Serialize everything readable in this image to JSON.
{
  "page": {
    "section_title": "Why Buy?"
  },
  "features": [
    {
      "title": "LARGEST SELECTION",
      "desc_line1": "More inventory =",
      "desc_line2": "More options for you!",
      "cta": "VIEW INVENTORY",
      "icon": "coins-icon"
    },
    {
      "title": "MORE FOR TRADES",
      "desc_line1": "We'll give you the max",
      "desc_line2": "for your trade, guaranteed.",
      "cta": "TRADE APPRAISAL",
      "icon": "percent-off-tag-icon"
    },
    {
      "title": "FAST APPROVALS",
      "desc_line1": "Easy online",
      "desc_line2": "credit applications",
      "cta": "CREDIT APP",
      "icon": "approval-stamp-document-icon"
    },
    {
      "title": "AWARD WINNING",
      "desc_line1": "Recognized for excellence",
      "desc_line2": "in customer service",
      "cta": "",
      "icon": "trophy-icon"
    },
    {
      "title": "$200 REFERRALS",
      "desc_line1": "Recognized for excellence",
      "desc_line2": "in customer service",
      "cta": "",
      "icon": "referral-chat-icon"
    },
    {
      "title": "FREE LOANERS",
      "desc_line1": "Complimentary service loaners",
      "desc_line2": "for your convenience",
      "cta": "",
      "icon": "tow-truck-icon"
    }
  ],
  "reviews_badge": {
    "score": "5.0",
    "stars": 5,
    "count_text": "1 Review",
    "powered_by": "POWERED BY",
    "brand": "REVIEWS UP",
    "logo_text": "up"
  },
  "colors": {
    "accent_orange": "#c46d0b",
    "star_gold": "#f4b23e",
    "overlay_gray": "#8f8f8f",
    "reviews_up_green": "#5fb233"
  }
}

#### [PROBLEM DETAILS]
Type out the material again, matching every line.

#### [WRITTEN ANSWER]
Serialize everything readable in this image to JSON.
{
  "page": {
    "section_title": "Why Buy?"
  },
  "features": [
    {
      "title": "LARGEST SELECTION",
      "desc_line1": "More inventory =",
      "desc_line2": "More options for you!",
      "cta": "VIEW INVENTORY",
      "icon": "coins-icon"
    },
    {
      "title": "MORE FOR TRADES",
      "desc_line1": "We'll give you the max",
      "desc_line2": "for your trade, guaranteed.",
      "cta": "TRADE APPRAISAL",
      "icon": "percent-off-tag-icon"
    },
    {
      "title": "FAST APPROVALS",
      "desc_line1": "Easy online",
      "desc_line2": "credit applications",
      "cta": "CREDIT APP",
      "icon": "approval-stamp-document-icon"
    },
    {
      "title": "AWARD WINNING",
      "desc_line1": "Recognized for excellence",
      "desc_line2": "in customer service",
      "cta": "",
      "icon": "trophy-icon"
    },
    {
      "title": "$200 REFERRALS",
      "desc_line1": "Recognized for excellence",
      "desc_line2": "in customer service",
      "cta": "",
      "icon": "referral-chat-icon"
    },
    {
      "title": "FREE LOANERS",
      "desc_line1": "Complimentary service loaners",
      "desc_line2": "for your convenience",
      "cta": "",
      "icon": "tow-truck-icon"
    }
  ],
  "reviews_badge": {
    "score": "5.0",
    "stars": 5,
    "count_text": "1 Review",
    "powered_by": "POWERED BY",
    "brand": "REVIEWS UP",
    "logo_text": "up"
  },
  "colors": {
    "accent_orange": "#c46d0b",
    "star_gold": "#f4b23e",
    "overlay_gray": "#8f8f8f",
    "reviews_up_green": "#5fb233"
  }
}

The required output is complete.